There’s plenty of news in the wind today concerning AMD’s forthcoming Zen architecture CPUs, mostly due to the ‘New Horizon’ media event that happened last yesterday in Austin Texas. Here’s a look at the new details gleaned form that media event.
It was always pretty likely that AMD was not going to use Zen in its new processor series branding. Apart from anything else, it would be a pretty difficult name to copyright. We now know that the new consumer processor series will named Ryzen, a brand name clearly inspired by Zen, but way easier to claim legally. It also contains connotations of AMD making a come-back in the high-performance segment, and that they are literally risin’ to the occasion? Sure hope so.
As well as the new brand name we also have confirmation about what to expect from the forthcoming Ryzen processor series. The company has confirmed that the new headline processor (i.e. CPU not APU) will be an 8-core/16-thread design running at 3.4GHz or higher, with 4MB L2 and 16MB L3 caches. AMD also released some of the more technical elements that have gone into producing the new Ryzen platform. These include chipset features such as support for USB 3.1 Gen, NVMe SSDs, SATA-Express. However regarding the number of PCIe lanes we’re getting, the DDR4 performance of the IMC, overall power consumption and general IPC performance levels, we are still in the dark somewhat.

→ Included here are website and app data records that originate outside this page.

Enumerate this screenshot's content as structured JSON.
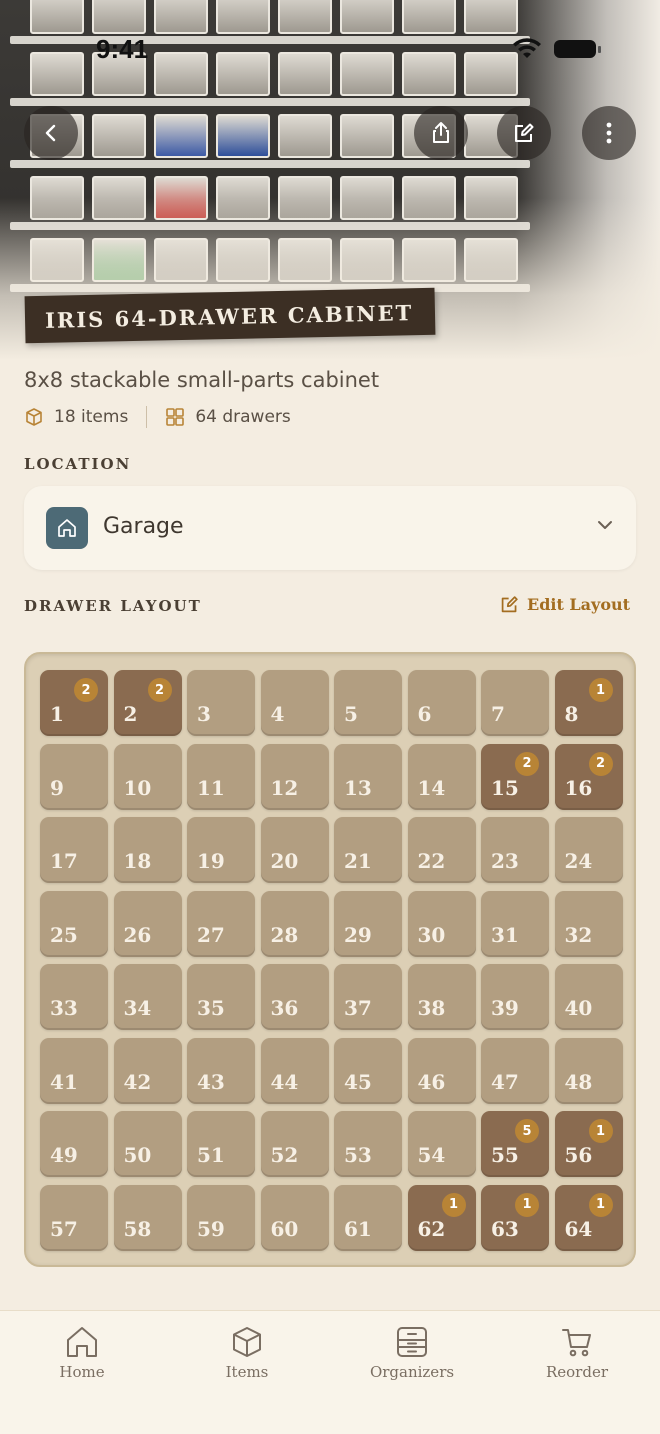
{
  "status_bar": {
    "time": "9:41"
  },
  "header": {
    "title": "IRIS 64-DRAWER CABINET",
    "subtitle": "8x8 stackable small-parts cabinet",
    "items_count": "18 items",
    "drawers_count": "64 drawers"
  },
  "location": {
    "section_label": "LOCATION",
    "selected": "Garage"
  },
  "drawer_layout": {
    "section_label": "DRAWER LAYOUT",
    "edit_label": "Edit Layout",
    "columns": 8,
    "rows": 8,
    "drawers": [
      {
        "number": "1",
        "count": "2"
      },
      {
        "number": "2",
        "count": "2"
      },
      {
        "number": "3",
        "count": ""
      },
      {
        "number": "4",
        "count": ""
      },
      {
        "number": "5",
        "count": ""
      },
      {
        "number": "6",
        "count": ""
      },
      {
        "number": "7",
        "count": ""
      },
      {
        "number": "8",
        "count": "1"
      },
      {
        "number": "9",
        "count": ""
      },
      {
        "number": "10",
        "count": ""
      },
      {
        "number": "11",
        "count": ""
      },
      {
        "number": "12",
        "count": ""
      },
      {
        "number": "13",
        "count": ""
      },
      {
        "number": "14",
        "count": ""
      },
      {
        "number": "15",
        "count": "2"
      },
      {
        "number": "16",
        "count": "2"
      },
      {
        "number": "17",
        "count": ""
      },
      {
        "number": "18",
        "count": ""
      },
      {
        "number": "19",
        "count": ""
      },
      {
        "number": "20",
        "count": ""
      },
      {
        "number": "21",
        "count": ""
      },
      {
        "number": "22",
        "count": ""
      },
      {
        "number": "23",
        "count": ""
      },
      {
        "number": "24",
        "count": ""
      },
      {
        "number": "25",
        "count": ""
      },
      {
        "number": "26",
        "count": ""
      },
      {
        "number": "27",
        "count": ""
      },
      {
        "number": "28",
        "count": ""
      },
      {
        "number": "29",
        "count": ""
      },
      {
        "number": "30",
        "count": ""
      },
      {
        "number": "31",
        "count": ""
      },
      {
        "number": "32",
        "count": ""
      },
      {
        "number": "33",
        "count": ""
      },
      {
        "number": "34",
        "count": ""
      },
      {
        "number": "35",
        "count": ""
      },
      {
        "number": "36",
        "count": ""
      },
      {
        "number": "37",
        "count": ""
      },
      {
        "number": "38",
        "count": ""
      },
      {
        "number": "39",
        "count": ""
      },
      {
        "number": "40",
        "count": ""
      },
      {
        "number": "41",
        "count": ""
      },
      {
        "number": "42",
        "count": ""
      },
      {
        "number": "43",
        "count": ""
      },
      {
        "number": "44",
        "count": ""
      },
      {
        "number": "45",
        "count": ""
      },
      {
        "number": "46",
        "count": ""
      },
      {
        "number": "47",
        "count": ""
      },
      {
        "number": "48",
        "count": ""
      },
      {
        "number": "49",
        "count": ""
      },
      {
        "number": "50",
        "count": ""
      },
      {
        "number": "51",
        "count": ""
      },
      {
        "number": "52",
        "count": ""
      },
      {
        "number": "53",
        "count": ""
      },
      {
        "number": "54",
        "count": ""
      },
      {
        "number": "55",
        "count": "5"
      },
      {
        "number": "56",
        "count": "1"
      },
      {
        "number": "57",
        "count": ""
      },
      {
        "number": "58",
        "count": ""
      },
      {
        "number": "59",
        "count": ""
      },
      {
        "number": "60",
        "count": ""
      },
      {
        "number": "61",
        "count": ""
      },
      {
        "number": "62",
        "count": "1"
      },
      {
        "number": "63",
        "count": "1"
      },
      {
        "number": "64",
        "count": "1"
      }
    ]
  },
  "tab_bar": {
    "home": "Home",
    "items": "Items",
    "organizers": "Organizers",
    "reorder": "Reorder"
  },
  "colors": {
    "background": "#f4ede1",
    "accent": "#a36d20",
    "drawer_empty": "#b29e81",
    "drawer_filled": "#8a6b50",
    "badge": "#b88436",
    "location_icon": "#4d6a76"
  }
}
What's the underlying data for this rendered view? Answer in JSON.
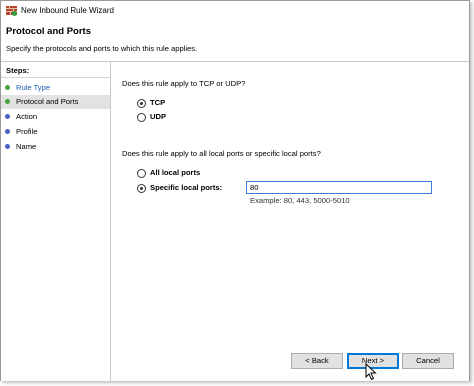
{
  "window": {
    "title": "New Inbound Rule Wizard"
  },
  "header": {
    "title": "Protocol and Ports",
    "description": "Specify the protocols and ports to which this rule applies."
  },
  "sidebar": {
    "heading": "Steps:",
    "items": [
      {
        "label": "Rule Type",
        "dot_color": "#44a343",
        "state": "done"
      },
      {
        "label": "Protocol and Ports",
        "dot_color": "#44a343",
        "state": "current"
      },
      {
        "label": "Action",
        "dot_color": "#4a5fc1",
        "state": "pending"
      },
      {
        "label": "Profile",
        "dot_color": "#4a5fc1",
        "state": "pending"
      },
      {
        "label": "Name",
        "dot_color": "#4a5fc1",
        "state": "pending"
      }
    ]
  },
  "protocol": {
    "question": "Does this rule apply to TCP or UDP?",
    "options": [
      {
        "label": "TCP",
        "checked": true
      },
      {
        "label": "UDP",
        "checked": false
      }
    ]
  },
  "ports": {
    "question": "Does this rule apply to all local ports or specific local ports?",
    "options": [
      {
        "label": "All local ports",
        "checked": false
      },
      {
        "label": "Specific local ports:",
        "checked": true
      }
    ],
    "value": "80",
    "example": "Example: 80, 443, 5000-5010"
  },
  "buttons": {
    "back": "< Back",
    "next": "Next >",
    "cancel": "Cancel"
  },
  "colors": {
    "done_dot": "#44a343",
    "pending_dot": "#4a5fc1",
    "link": "#1a5fb4",
    "focus": "#0078d7"
  }
}
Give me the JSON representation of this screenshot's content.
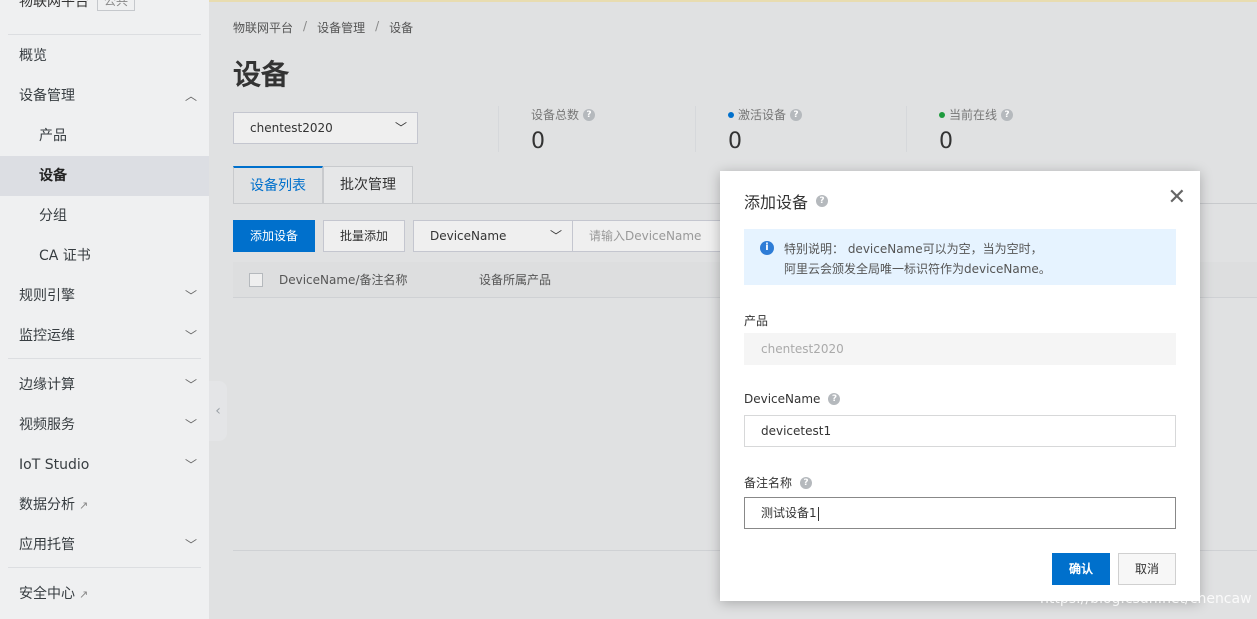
{
  "sidebar": {
    "brand": "物联网平台",
    "brand_tag": "公共",
    "items": [
      {
        "label": "概览"
      },
      {
        "label": "设备管理"
      },
      {
        "label": "产品"
      },
      {
        "label": "设备"
      },
      {
        "label": "分组"
      },
      {
        "label": "CA 证书"
      },
      {
        "label": "规则引擎"
      },
      {
        "label": "监控运维"
      },
      {
        "label": "边缘计算"
      },
      {
        "label": "视频服务"
      },
      {
        "label": "IoT Studio"
      },
      {
        "label": "数据分析"
      },
      {
        "label": "应用托管"
      },
      {
        "label": "安全中心"
      }
    ],
    "collapse_glyph": "‹"
  },
  "breadcrumb": [
    "物联网平台",
    "设备管理",
    "设备"
  ],
  "breadcrumb_sep": "/",
  "page_title": "设备",
  "product_select": {
    "value": "chentest2020"
  },
  "stats": [
    {
      "label": "设备总数",
      "value": "0",
      "dot_color": ""
    },
    {
      "label": "激活设备",
      "value": "0",
      "dot_color": "#0070cc"
    },
    {
      "label": "当前在线",
      "value": "0",
      "dot_color": "#1e9b3e"
    }
  ],
  "tabs": [
    {
      "label": "设备列表",
      "active": true
    },
    {
      "label": "批次管理",
      "active": false
    }
  ],
  "toolbar": {
    "add_label": "添加设备",
    "batch_label": "批量添加",
    "filter_value": "DeviceName",
    "search_placeholder": "请输入DeviceName"
  },
  "table": {
    "columns": [
      "DeviceName/备注名称",
      "设备所属产品"
    ]
  },
  "modal": {
    "title": "添加设备",
    "notice_line1": "特别说明： deviceName可以为空，当为空时，",
    "notice_line2": "阿里云会颁发全局唯一标识符作为deviceName。",
    "product_label": "产品",
    "product_value": "chentest2020",
    "devicename_label": "DeviceName",
    "devicename_value": "devicetest1",
    "nickname_label": "备注名称",
    "nickname_value": "测试设备1",
    "ok_label": "确认",
    "cancel_label": "取消",
    "close_glyph": "✕"
  },
  "watermark": "https://blog.csdn.net/chencaw",
  "colors": {
    "primary": "#0070cc",
    "online": "#1e9b3e"
  }
}
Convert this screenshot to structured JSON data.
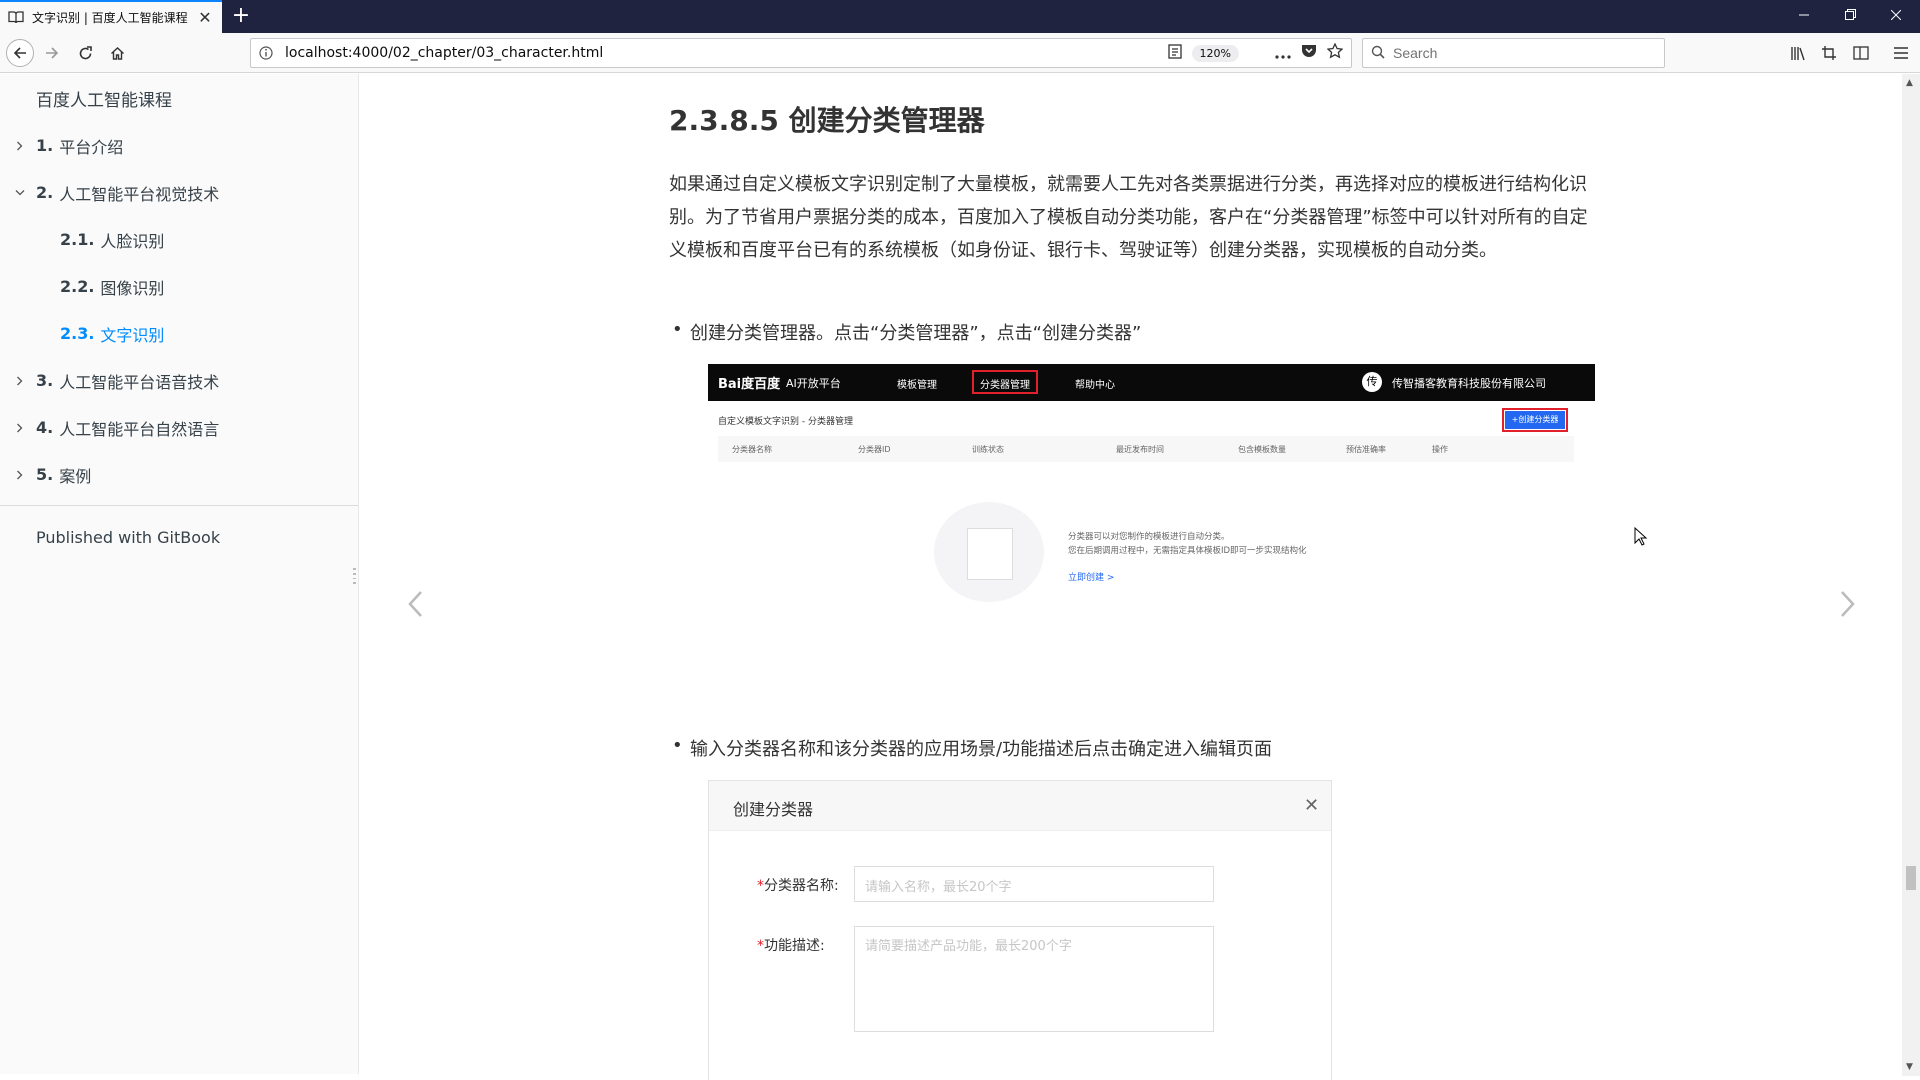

The ‘New Horizon’ event (which you can watch here) did feature a demo that showed two PCs side by side, both running Battlefield at Ultra High settings at 4K resolution using Nvidia Titan X Pascal cards. One machine used an Intel Core 6900K (a $1,000+ processor) while the other ran an 8-core Ryzen processor. Both systems ran the game at a steady 60-70 FPS, a general indication of what kind of performance we can expect from the new series.
Plenty of other more technical features were mentioned in the de-brief including AMD SenseMI which is all about switching power modes and includes five Stages; Pure Power, Precision Boost, Extended Frequency Range (XFR), Neural Net Prediction and Smart Prefetch.
Finally, AMD did confirm that Ryzen is due for a Q1 2017 launch, a fact that means they’re (mostly) on schedule. You can watch the ‘New Horizon’ launch video here. To learn more about the new technologies mentioned above, Ian Cutress has done a pretty good job of demystifying it all here on Anandtech.com. You can also find the official press release from AMD here.